European Horseracing Looks to Learn Razzle Dazzle From NFL

The European horseracing industry was this week trying to learn razzle dazzle marketing and promotion from the National Football League, the purveyor of what it calls the “epic weekly drama where every moment matters".

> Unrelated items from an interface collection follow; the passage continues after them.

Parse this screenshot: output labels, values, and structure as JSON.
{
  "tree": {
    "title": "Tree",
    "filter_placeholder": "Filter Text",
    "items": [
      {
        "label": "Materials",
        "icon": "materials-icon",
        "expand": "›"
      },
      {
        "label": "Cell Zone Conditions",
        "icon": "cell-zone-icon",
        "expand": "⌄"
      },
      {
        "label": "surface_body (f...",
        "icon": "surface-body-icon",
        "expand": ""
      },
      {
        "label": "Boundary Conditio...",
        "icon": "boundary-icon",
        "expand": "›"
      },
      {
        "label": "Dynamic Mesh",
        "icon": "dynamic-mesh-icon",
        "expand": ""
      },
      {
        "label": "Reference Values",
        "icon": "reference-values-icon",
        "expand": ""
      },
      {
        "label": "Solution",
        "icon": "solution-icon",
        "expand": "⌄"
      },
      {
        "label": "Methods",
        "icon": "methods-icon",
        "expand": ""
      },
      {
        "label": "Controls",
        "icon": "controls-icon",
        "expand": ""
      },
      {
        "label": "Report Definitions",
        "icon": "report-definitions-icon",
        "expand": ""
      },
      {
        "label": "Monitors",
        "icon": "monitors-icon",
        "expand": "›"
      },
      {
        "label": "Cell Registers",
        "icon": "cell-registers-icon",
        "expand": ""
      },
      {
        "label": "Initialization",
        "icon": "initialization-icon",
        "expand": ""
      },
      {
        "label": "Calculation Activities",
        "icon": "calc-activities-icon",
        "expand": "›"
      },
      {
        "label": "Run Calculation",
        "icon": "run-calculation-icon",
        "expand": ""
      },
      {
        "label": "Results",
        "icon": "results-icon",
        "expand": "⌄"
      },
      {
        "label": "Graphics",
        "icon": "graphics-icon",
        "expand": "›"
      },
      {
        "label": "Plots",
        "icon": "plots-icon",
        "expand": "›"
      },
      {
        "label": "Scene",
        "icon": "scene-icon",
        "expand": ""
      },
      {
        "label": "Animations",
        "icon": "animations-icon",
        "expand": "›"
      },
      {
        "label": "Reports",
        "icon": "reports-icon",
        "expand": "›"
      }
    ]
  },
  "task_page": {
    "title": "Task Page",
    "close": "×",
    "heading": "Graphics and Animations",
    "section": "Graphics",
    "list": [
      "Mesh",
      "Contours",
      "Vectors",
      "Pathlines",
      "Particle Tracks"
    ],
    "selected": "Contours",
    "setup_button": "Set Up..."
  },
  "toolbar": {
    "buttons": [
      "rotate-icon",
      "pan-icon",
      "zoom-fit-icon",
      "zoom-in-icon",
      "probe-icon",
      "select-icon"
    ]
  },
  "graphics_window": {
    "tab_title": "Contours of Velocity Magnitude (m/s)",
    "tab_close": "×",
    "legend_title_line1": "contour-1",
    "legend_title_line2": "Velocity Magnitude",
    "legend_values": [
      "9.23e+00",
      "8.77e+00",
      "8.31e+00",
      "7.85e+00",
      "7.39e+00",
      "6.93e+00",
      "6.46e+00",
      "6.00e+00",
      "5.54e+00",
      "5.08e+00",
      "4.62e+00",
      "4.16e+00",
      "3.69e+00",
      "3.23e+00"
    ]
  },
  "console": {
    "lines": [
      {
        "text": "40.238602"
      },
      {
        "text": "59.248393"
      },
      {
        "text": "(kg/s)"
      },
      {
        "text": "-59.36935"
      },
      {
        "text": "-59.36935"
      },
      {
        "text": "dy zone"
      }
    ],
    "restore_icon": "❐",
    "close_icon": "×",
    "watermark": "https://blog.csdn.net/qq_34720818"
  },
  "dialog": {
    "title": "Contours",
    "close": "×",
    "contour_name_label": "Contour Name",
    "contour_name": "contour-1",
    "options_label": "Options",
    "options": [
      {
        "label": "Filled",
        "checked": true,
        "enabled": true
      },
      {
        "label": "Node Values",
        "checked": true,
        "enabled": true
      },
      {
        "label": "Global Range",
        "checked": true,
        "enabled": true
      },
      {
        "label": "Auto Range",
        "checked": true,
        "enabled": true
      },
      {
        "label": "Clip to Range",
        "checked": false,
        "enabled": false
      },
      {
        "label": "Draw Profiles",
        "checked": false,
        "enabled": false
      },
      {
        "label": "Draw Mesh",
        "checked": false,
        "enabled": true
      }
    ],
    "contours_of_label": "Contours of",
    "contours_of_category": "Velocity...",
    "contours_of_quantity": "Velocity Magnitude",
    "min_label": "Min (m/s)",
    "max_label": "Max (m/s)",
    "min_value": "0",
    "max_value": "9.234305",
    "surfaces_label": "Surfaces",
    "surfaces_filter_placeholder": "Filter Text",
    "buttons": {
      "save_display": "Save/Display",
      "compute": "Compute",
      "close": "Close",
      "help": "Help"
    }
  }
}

The horseracing industry, plagued by declining attendance or falling revenue in countries including France, the UK and Germany, was hoping to learn from the NFL, far and away America’s favourite sport, at the Leaders in Racing conference in London this week.  
 
Marc Reeves, the NFL’s international commercial director, outlined the league’s 365-day promotional build-up, joking that the actual 16-game schedule, a prelude to playoffs and the Super Bowl, is “arguably the most boring part of the year”.
    
The NFL has even managed to turn its annual draft of promising college players into a spectacle, he said. 
 
“It’s really just our commissioner standing up on a podium like this opening an envelope, and yet we’ve turned that into three days of prime-time live TV,” he told more than 100 racing executives. 
 
The games themselves are an average of only 11 minutes of action in events that last about three hours and six minutes, Reeves said. 
 
Making that sliver of activity into a world-shaking clash of titans is a challenge that could inspire the horseracing industry, where a whole days’ worth of activities may build up to a race that lasts maybe two-and-a-half minutes, one executive noted later. 
 
In contrast to American football, US horseracing is maybe the country’s 49th favourite sport, according to a downcast George Strawbridge, owner of Augustin Stables, a Pennsylvania steeplechase horse operation. 
 
“I think it’s behind poker," he said. 
 
Some European racing executives are trying to bring some pizazz to the industry in a more modest fashion. 
 
France Galop is looking to cut back on free admissions as part of a plan to create premium brand names, according to deputy managing director Jean-Christophe Giletta, a former live-events executive who joined the governing body of French racing a year ago. 
 
“We did not take care of our customers the last 15 years,” he said. “When you don’t take care of your customers, they go over to other sports.”
 
In 2003, average attendance was 500,000 per year, with half free admissions, he said. 
 
That year, it added another 250,000 free tickets and, from then on, paid admissions declined by 5 percent a year, he said.
 
Average admission prices have been €5 (£4.20) for years, but now the organisation is looking to charge €10 to €15 for the top 20 events, and more for reserved seats, Giletta told GamblingCompliance.
 
“For the Premier League, we want to charge premier prices,” he said. 
 
Reeves of the NFL suggested that racing industry executives use data to learn as much as possible about their customers. 
 
They should also use technology to connect with those customers. 
 
They should make sure to make the event itself appealing enough to lure customers who might otherwise be tempted to watch on television, he said.
 
“You’ve got too many races, too many events, too many tracks — you need to restrict," Bernie Mullin, chief executive of Aspire Group consulting, and a former National Basketball Association and National Hockey League executive, told the racing bosses.
 
The NFL, however, is unlikely to embrace gambling, the business that is synonymous with horseracing.  
 
American football is fighting New Jersey in court over its vote to approve sports betting, and it bars its players, coaches and employees from endorsing or appearing in advertisements for gambling. 
 
“We’re very highly controlled by our ownership, and they’ve made it very clear that’s an area they’re not comfortable with," Reeves said.  
 
One racetrack executive agreed that the NFL was the master of marketing, but he needed to ponder what the lesson was for his racetrack. 
 
“There’s got to be a couple golden nuggets in there; we just don’t know what they are yet," said Mark Spincer, managing director of Doncaster Racecourse.